new government has urged to set sugar reduction targets immediately.
The research has revealed huge amount of hidden sugars in seemingly ‘healthy’ fruit snacks aimed at children , showed out of all the products surveyed, nearly all (99%) would receive a ‘red’ colour coded warning on the label for HIGH sugars per 100g.
In addition, grossly misleading packaging claims state these fruit snacks can contribute to ‘1 of your 5’ portions of fruit and vegetables a day. However, the new school food standards do not permit schools to offer children these products because they are categorised as ‘confectionary’. Therefore food manufacturers must adhere to the same standards to protect our children’s health.
Graham MacGregor, Professor of Cardiovascular Medicine at Queen Mary University of London and Chairman of Action on Sugar, told Asian Lite, “The new Conservative government has a tremendous opportunity to take control of public health and reduce the huge burden on the NHS caused by the pandemic of obesity and type 2 diabetes, linked to high sugar intakes. This survey illustrates the fact that the food industry is the cause of this pandemic, by taking something as natural as fruit and ruining it by adding sugar.
“The new Health Secretary, Jeremy Hunt MP, must set sugar reduction targets across the whole of the food industry to gradually reduce the amount of sugar they add to our food. If the food industry does not respond then punitive taxes on these unhealthy products need to be imposed.”
Kawther Hashem, nutritionist at Action on Sugar says, “It’s high time food manufacturers stop adding unnecessary sugars and calories to already sweet products. Check the label and if in doubt – eat fresh fruit. Ready sliced fruit in snack pots are better than processed fruit snacks.
“To eat the same number of grams of sugars in a processed fruit snack (18g) your child will have to eat about 240g of strawberries – that’s equivalent to a whole punnet!”
With a third of girls (34%) and boys (33%) aged 11-15 years considered overweight or obese, and tooth decay currently affecting 27.9% of 5 year olds, Action on Sugar is also urging parents to provide children with fresh fruit and vegetables as snacks, instead of the sugar-laden processed fruit snacks.
Industry has also reacted on the issue. Spokesperson from Organix told Asian Lite, “Our Organix No Junk Promise means we never add any refined sugars to our foods. Refined sugars are a carbohydrate so they provide energy but offer no other benefits while many foods such as milk, fruit and vegetables contain natural sugar alongside other essential nutrients such as vitamins, minerals and fibre.
“The sugar content in our foods comes only from natural sources including organic fruit and vegetables which we use for flavour.

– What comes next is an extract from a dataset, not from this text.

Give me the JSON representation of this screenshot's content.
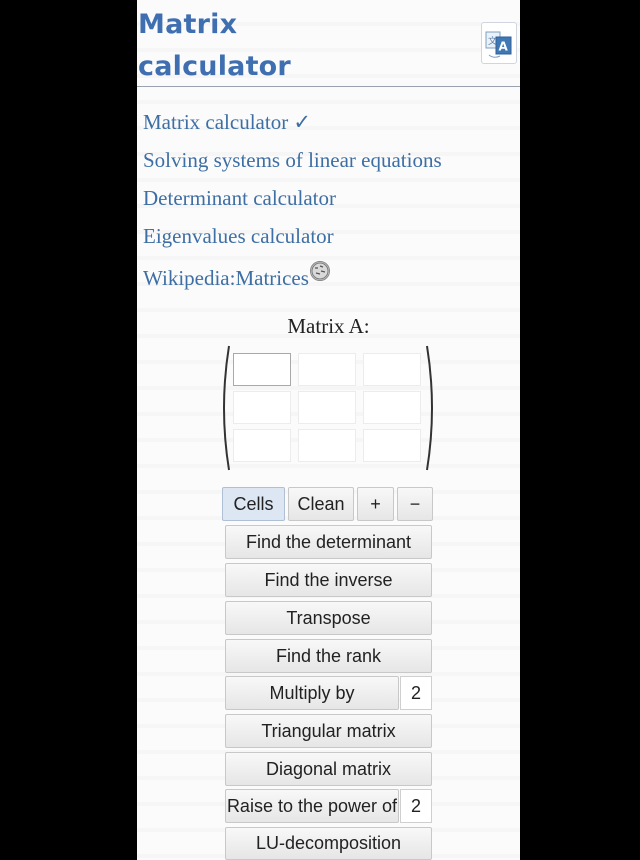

We are confident that by using whole, pureed or in some cases concentrated organic fruits and vegetables in our foods we are giving the best alternative to cheap processed sugars. We want to reassure you that to minimise the total sugar in our foods we are careful with our portion sizes for children and when foods are higher in sugar due to their ingredients we limit the portion size accordingly.
“At Organix we want children to grow up eating a balanced and varied diet so they develop a healthy relationship with food. Sugar is just one of many things to consider when it comes to a good diet and healthy eating habits.”